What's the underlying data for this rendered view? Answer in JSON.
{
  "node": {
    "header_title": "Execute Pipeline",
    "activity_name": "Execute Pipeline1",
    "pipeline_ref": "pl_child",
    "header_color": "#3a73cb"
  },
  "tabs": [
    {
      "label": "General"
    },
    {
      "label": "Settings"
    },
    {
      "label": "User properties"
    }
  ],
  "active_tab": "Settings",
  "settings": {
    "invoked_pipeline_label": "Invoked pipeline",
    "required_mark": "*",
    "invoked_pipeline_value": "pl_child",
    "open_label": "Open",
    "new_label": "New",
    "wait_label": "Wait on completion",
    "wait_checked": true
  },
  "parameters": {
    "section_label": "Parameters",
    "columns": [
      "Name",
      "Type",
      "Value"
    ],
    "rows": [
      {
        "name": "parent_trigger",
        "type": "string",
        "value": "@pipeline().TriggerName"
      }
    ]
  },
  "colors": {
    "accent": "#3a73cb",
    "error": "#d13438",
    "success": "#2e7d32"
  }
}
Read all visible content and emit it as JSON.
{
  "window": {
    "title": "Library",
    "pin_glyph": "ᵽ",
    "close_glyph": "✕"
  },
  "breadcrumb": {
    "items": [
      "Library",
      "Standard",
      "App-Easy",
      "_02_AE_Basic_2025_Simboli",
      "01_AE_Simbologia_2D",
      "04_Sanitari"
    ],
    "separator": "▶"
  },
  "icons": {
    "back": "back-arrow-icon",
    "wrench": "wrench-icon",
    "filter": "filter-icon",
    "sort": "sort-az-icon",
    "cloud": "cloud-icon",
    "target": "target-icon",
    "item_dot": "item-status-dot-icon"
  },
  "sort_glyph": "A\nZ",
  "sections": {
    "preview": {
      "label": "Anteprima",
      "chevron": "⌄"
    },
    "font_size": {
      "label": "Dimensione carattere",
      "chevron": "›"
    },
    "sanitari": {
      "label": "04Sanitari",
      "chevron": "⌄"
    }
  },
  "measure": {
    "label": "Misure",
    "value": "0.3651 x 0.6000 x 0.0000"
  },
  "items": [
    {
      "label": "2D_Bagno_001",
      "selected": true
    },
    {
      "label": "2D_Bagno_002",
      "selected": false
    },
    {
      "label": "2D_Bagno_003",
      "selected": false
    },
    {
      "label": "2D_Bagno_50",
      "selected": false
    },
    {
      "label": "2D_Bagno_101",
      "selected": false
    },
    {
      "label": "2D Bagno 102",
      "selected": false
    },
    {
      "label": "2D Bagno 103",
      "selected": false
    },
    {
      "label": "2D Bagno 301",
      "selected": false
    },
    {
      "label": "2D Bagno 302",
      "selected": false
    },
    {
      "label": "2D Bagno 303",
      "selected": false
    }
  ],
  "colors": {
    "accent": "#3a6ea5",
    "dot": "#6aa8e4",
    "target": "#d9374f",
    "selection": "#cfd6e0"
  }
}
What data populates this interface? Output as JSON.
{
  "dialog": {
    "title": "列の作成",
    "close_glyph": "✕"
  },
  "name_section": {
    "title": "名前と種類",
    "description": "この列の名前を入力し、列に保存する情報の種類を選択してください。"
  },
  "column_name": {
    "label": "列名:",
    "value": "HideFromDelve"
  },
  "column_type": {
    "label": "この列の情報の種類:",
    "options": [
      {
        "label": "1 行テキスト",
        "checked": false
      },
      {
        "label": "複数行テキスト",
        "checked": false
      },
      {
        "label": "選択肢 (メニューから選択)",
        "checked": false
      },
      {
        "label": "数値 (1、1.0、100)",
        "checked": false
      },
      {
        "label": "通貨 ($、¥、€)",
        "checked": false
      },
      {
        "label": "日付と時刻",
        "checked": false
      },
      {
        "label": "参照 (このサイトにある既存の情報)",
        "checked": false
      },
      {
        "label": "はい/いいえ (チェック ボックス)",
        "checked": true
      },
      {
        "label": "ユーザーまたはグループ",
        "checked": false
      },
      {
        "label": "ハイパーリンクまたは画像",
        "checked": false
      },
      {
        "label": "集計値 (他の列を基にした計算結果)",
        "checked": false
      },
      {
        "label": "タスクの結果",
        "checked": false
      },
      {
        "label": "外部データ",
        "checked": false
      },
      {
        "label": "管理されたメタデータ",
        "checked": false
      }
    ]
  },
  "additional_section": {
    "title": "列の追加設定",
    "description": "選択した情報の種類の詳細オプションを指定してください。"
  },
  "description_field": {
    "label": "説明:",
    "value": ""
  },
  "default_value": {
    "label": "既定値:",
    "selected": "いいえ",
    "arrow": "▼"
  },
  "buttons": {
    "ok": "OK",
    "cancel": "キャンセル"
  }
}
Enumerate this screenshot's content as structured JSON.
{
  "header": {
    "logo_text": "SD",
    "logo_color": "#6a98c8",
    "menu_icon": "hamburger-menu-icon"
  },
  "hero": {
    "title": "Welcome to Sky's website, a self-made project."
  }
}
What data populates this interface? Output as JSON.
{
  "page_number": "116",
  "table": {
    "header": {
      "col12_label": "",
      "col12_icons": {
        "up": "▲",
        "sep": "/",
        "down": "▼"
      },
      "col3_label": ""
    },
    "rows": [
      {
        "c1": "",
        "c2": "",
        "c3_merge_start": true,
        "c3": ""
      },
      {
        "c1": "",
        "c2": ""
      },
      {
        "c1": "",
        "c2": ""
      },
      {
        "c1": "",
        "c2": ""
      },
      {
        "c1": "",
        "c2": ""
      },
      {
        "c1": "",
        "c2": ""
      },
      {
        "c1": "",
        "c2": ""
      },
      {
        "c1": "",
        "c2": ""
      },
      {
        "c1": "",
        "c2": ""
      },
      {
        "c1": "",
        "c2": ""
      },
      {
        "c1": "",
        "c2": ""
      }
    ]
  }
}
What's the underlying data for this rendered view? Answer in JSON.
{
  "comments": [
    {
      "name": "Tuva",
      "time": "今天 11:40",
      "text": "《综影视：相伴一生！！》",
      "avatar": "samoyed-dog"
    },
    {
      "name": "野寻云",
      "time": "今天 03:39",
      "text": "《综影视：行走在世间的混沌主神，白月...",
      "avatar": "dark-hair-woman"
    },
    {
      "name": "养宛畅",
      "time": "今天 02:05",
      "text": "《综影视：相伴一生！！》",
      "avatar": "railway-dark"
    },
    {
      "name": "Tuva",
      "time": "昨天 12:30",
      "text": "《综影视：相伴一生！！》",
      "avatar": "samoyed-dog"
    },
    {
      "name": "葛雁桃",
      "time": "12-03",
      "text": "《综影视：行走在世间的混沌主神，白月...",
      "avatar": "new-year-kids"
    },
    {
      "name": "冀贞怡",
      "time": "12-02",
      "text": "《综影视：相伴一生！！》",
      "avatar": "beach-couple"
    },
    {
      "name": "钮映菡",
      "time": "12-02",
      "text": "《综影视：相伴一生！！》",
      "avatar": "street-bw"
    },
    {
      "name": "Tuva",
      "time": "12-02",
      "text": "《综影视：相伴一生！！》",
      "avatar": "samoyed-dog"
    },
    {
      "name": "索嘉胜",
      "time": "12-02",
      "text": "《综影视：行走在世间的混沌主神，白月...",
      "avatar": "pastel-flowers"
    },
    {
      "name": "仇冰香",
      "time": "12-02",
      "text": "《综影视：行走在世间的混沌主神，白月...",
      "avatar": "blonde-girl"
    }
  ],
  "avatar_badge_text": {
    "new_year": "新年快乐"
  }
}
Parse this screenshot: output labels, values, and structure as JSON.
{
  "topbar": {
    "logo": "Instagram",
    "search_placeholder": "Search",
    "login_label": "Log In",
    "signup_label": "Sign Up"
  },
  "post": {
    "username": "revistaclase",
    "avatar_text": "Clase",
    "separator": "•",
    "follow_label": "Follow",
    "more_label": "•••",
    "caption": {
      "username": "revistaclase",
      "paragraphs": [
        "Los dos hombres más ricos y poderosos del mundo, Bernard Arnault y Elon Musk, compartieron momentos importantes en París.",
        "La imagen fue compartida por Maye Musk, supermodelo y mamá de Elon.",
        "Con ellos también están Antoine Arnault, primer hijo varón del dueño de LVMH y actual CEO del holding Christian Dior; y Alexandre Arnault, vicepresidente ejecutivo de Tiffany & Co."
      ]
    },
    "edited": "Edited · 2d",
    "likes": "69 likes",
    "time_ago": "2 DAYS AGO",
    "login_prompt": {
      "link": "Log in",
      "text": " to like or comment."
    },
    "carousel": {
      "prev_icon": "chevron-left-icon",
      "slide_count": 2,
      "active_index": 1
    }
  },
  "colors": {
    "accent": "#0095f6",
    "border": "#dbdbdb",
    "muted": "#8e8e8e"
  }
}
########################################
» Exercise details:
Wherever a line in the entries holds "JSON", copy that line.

» Answer:
What's the underlying data for this rendered view? Answer in JSON.
Read all visible content and emit it as JSON.
What data populates this interface? Output as JSON.
Enumerate this screenshot's content as structured JSON.
What data populates this interface? Output as JSON.
What's the underlying data for this rendered view? Answer in JSON.
Parse this screenshot: output labels, values, and structure as JSON.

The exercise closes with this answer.